This would make a good introduction to the topic of satellites and students are likely to appreciate finding out more about some exciting spacecraft and moons. Satellite technology is a fast moving field and this activity looks a little dated now. However, it’s simple and engaging and it would be worth spending a bit of time to update the pictures and maybe the satellites used too.
You might or might not decide to use the student worksheet but the best activity is matching the satellites. The activity would be improved by putting the information and pictures on a set of cards rather than the student activity sheet so that students can move them around and sort them.
The teacher sheet contains some useful background information but don’t bother with the table of moons.
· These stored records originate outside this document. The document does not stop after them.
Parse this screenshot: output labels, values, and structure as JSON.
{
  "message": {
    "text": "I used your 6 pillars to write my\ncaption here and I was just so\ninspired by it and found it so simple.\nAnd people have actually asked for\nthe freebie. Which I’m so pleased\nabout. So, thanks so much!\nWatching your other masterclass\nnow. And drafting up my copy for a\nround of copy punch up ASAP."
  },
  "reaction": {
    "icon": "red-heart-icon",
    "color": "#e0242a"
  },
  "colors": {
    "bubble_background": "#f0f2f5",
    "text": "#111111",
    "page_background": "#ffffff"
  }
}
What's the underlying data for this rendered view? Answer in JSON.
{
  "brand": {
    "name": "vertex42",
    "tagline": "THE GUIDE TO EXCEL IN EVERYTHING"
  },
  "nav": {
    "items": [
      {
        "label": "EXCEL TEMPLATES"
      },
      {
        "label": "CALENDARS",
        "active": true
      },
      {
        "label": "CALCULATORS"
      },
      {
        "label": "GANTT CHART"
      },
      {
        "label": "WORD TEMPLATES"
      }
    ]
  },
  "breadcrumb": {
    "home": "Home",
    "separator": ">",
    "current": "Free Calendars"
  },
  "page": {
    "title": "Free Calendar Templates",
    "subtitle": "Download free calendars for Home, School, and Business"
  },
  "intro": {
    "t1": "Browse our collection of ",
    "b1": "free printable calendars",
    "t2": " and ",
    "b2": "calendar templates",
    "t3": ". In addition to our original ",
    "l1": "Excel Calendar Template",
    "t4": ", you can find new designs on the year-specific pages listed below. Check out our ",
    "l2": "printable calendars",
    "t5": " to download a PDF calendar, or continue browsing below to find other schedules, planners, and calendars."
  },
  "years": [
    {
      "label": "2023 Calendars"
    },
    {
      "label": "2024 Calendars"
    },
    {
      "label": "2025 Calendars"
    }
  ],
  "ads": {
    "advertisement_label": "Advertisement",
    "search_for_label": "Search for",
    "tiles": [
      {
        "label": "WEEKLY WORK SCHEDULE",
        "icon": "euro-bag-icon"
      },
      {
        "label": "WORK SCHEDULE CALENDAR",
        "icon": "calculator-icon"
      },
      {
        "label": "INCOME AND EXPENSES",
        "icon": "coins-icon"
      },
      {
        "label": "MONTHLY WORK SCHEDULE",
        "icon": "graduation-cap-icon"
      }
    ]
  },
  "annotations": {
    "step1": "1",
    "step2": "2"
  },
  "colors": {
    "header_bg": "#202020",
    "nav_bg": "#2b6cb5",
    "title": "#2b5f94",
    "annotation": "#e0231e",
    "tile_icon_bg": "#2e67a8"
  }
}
The UK space industry is very successful and much larger than most people think. These short films illustrate the range of careers available and help students to gain an accurate impression of what the work entails. The film showing Stephanie Kohl would make a good end to a study of satellites by demonstrating that this is a field alive and kicking in the UK. The emphasis on young engineers and an informal working environment is welcome, as it the fact that Stephanie is female – what a shame that still needs saying.
From the list on offer here, choose Sky's the Limit for Satellites, A few years on from 2011 when this was published, and despite a recession, Surrey Satellites still lead the world in designing and building small satellites. You can use this document to highlight to your students the fabulous career opportunities in this field that are available in the UK. Surrey (and other space engineering companies) struggle to recruit enough scientists and engineers from the UK to fill all their posts a and the field continues to expand.
You could give it to students for homework and ask them to turn the numerical information it contains into a infographic.
This magazine, from the UK space agency, contains an interesting article on the use of satellites. “When Disaster Strikes” (pages 13-15) highlights the role satellites play in disaster relief.
It could be used with students in several ways. Pages 14 and 15 of the article could be read aloud whilst students highlighted all the uses of satellites that are mentioned. These could form information sheets from which students produce their own leaflets or posters to persuade the public that the UK government should spend money on satellites.
Chapter two of this book (page 15 of the pdf document) is entitled “Satellites” and it provides some challenging but do-able questions on the topic. These would be good questions for the class to work through together, led by the teacher working on the board, but they also provide good extension materials for particularly able students. The answer to question 12a, of course, is that the force of gravity is not 9.8ms-2 out at the moon, it’s much reduced. It illustrates nicely why satellites further from the surface of the Earth move more slowly.